Students are tasked with using the G.I.R.L.S. protocol to answer a Sample Problem for Motion in Terms of Position and Time. I create this problem without using the terms speed or velocity because I want students to know how to determine the physical quantities and then assign common variable names afterward. This way students are building academic definitions for physical quantities based on observations and logic not by rote memorization.
Once students are done with the Sample Problem, I ask students to create either a user guide, an infographic or information cube about their predictions of how fast Usain Bolt could have run if he had not slowed down during the last 20 m of the 100 m dash. This user guide activity relates to section c of the sample problem. Click here to see an example of student work.
Once students have completed their visuals, I ask them to share them with their table mates and to spend 5 minutes critiquing each others' work and making adjustments accordingly before submitting them for assessment by me. This sample problem is useful because I wanted students to make connections between motion and unit conversions. I also wanted students to see that physics skills can help them answer real questions that may arise when events like world records in sprinting are shattered.

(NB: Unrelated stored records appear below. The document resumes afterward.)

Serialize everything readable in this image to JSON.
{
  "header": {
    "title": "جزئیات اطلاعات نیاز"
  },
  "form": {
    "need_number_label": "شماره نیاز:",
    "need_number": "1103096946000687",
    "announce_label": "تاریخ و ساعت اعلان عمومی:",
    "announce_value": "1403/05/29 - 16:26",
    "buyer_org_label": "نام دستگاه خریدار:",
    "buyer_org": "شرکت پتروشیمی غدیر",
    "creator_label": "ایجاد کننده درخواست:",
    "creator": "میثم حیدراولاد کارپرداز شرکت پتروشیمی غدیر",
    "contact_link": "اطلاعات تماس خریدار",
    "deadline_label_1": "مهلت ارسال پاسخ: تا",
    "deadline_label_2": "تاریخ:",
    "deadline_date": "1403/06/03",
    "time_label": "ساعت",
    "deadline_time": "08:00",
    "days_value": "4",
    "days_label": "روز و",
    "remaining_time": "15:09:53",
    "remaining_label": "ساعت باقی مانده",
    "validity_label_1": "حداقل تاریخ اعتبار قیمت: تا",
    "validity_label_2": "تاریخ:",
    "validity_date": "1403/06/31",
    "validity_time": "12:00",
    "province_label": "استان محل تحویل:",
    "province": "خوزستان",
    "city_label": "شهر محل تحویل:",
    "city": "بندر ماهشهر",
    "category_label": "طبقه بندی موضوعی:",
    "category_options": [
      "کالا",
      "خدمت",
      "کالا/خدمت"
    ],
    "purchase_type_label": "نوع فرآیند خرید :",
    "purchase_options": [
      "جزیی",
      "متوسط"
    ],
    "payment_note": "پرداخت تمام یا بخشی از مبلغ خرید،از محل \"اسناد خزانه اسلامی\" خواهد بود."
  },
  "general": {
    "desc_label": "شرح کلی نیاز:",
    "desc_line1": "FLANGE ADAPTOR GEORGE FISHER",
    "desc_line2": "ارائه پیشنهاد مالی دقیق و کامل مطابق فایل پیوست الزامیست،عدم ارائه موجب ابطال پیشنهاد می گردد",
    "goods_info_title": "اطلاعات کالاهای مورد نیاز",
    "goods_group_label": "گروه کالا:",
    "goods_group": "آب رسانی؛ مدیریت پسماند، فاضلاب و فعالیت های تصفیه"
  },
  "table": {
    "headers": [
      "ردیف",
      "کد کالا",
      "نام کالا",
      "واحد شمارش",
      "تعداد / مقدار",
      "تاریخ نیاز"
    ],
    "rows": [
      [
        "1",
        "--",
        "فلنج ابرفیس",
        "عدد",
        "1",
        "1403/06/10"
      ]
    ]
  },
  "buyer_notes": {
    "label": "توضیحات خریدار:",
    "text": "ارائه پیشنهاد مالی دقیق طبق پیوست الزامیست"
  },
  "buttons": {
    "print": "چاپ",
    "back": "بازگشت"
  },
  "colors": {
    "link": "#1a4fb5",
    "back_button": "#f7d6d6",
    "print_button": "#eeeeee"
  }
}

I use simulations throughout this course because I want students to learn to leverage technology as an entry point to becoming scientifically literate in the 21st century. Explore learning has an extensive set of science simulations called Gizmos that allow students to make and test predictions related to physical phenomena. This simulation is beneficial because I am introducing kinematics graphs. Students come to understand how the shapes and characteristics of the graphs allow them to make assertions about the motion of an object.
Students work in teams of 3-4 during this part of the lesson. During the first five minutes of this section, students answer prior knowledge questions where they compare the motion of two runners given each runner's change in position in a particular time period. Students spend the next twenty minutes manipulating the runners in the simulation and recording what happens during the race in terms of the graphical output that the simulation produces.
Use the student exploration sheet found here for the activities that correspond to the simulation. The first asks questions about a single runner's position. For example: What does the y-intercept tell us about the runner? The second activity asks students to generate graphs that correspond to runner's speed and direction. For example, during the second activity students create graphs that correspond to a runner moving from left to right and then rests. The third activity asks students to use the simulation to model a race between two runners for several outcomes. For example, students change simulation inputs to create an outcome where the first runner wins against a second runner who has a head start. After 45 minutes elapse, I collect the activity sheets to grade and return to students by the end of the week.
I provide students with an Exit Slip with a set of writing prompts for a routine called compass points, where students are tasked with both identifying their personal level of understanding of the pertinent and puzzling portions of the lesson as well as a point of transformation in their personal understanding of a topic. I implement this type of closure activity because it encourages students to focus on how access to new information affects their viewpoints on a scientific topic. To wrap up the lesson, I remind students that we will go over the feedback from their exit slips at the end of the week.